(The task)
Write out every record in full, keeping each character exactly as it is.
**** Material for this task ****
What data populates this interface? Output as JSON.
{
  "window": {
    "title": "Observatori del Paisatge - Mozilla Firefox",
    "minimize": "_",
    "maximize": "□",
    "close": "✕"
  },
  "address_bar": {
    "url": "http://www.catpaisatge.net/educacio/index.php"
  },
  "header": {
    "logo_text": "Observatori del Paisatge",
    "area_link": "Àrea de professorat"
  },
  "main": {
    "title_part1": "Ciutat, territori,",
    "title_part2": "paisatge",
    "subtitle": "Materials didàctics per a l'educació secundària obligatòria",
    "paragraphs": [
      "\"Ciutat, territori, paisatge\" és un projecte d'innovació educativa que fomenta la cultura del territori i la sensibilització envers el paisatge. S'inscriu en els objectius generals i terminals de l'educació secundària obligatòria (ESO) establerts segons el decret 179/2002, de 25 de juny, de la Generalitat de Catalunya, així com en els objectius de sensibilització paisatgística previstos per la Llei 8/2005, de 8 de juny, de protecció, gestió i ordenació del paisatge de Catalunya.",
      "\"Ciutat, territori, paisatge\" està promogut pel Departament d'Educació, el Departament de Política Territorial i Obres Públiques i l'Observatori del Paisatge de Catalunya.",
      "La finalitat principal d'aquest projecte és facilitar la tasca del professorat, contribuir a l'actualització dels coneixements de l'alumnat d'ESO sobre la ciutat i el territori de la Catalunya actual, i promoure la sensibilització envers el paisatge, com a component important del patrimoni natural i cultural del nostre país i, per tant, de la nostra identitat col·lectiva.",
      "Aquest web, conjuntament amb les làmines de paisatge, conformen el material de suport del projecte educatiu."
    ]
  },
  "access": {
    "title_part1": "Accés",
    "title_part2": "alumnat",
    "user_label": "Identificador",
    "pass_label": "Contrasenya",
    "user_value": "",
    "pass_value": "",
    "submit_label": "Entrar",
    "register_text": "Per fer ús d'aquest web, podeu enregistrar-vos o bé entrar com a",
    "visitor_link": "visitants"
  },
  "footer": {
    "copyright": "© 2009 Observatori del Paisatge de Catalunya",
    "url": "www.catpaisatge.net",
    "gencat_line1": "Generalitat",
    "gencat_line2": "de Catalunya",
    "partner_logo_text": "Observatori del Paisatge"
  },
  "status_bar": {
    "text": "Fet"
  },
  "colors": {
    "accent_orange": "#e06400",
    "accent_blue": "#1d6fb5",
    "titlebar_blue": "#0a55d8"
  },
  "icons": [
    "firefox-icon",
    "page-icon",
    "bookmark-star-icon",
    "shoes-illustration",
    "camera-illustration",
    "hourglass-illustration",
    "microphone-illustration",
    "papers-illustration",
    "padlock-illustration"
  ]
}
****
(Solution)
What data populates this interface? Output as JSON.
{
  "window": {
    "title": "Observatori del Paisatge - Mozilla Firefox",
    "minimize": "_",
    "maximize": "□",
    "close": "✕"
  },
  "address_bar": {
    "url": "http://www.catpaisatge.net/educacio/index.php"
  },
  "header": {
    "logo_text": "Observatori del Paisatge",
    "area_link": "Àrea de professorat"
  },
  "main": {
    "title_part1": "Ciutat, territori,",
    "title_part2": "paisatge",
    "subtitle": "Materials didàctics per a l'educació secundària obligatòria",
    "paragraphs": [
      "\"Ciutat, territori, paisatge\" és un projecte d'innovació educativa que fomenta la cultura del territori i la sensibilització envers el paisatge. S'inscriu en els objectius generals i terminals de l'educació secundària obligatòria (ESO) establerts segons el decret 179/2002, de 25 de juny, de la Generalitat de Catalunya, així com en els objectius de sensibilització paisatgística previstos per la Llei 8/2005, de 8 de juny, de protecció, gestió i ordenació del paisatge de Catalunya.",
      "\"Ciutat, territori, paisatge\" està promogut pel Departament d'Educació, el Departament de Política Territorial i Obres Públiques i l'Observatori del Paisatge de Catalunya.",
      "La finalitat principal d'aquest projecte és facilitar la tasca del professorat, contribuir a l'actualització dels coneixements de l'alumnat d'ESO sobre la ciutat i el territori de la Catalunya actual, i promoure la sensibilització envers el paisatge, com a component important del patrimoni natural i cultural del nostre país i, per tant, de la nostra identitat col·lectiva.",
      "Aquest web, conjuntament amb les làmines de paisatge, conformen el material de suport del projecte educatiu."
    ]
  },
  "access": {
    "title_part1": "Accés",
    "title_part2": "alumnat",
    "user_label": "Identificador",
    "pass_label": "Contrasenya",
    "user_value": "",
    "pass_value": "",
    "submit_label": "Entrar",
    "register_text": "Per fer ús d'aquest web, podeu enregistrar-vos o bé entrar com a",
    "visitor_link": "visitants"
  },
  "footer": {
    "copyright": "© 2009 Observatori del Paisatge de Catalunya",
    "url": "www.catpaisatge.net",
    "gencat_line1": "Generalitat",
    "gencat_line2": "de Catalunya",
    "partner_logo_text": "Observatori del Paisatge"
  },
  "status_bar": {
    "text": "Fet"
  },
  "colors": {
    "accent_orange": "#e06400",
    "accent_blue": "#1d6fb5",
    "titlebar_blue": "#0a55d8"
  },
  "icons": [
    "firefox-icon",
    "page-icon",
    "bookmark-star-icon",
    "shoes-illustration",
    "camera-illustration",
    "hourglass-illustration",
    "microphone-illustration",
    "papers-illustration",
    "padlock-illustration"
  ]
}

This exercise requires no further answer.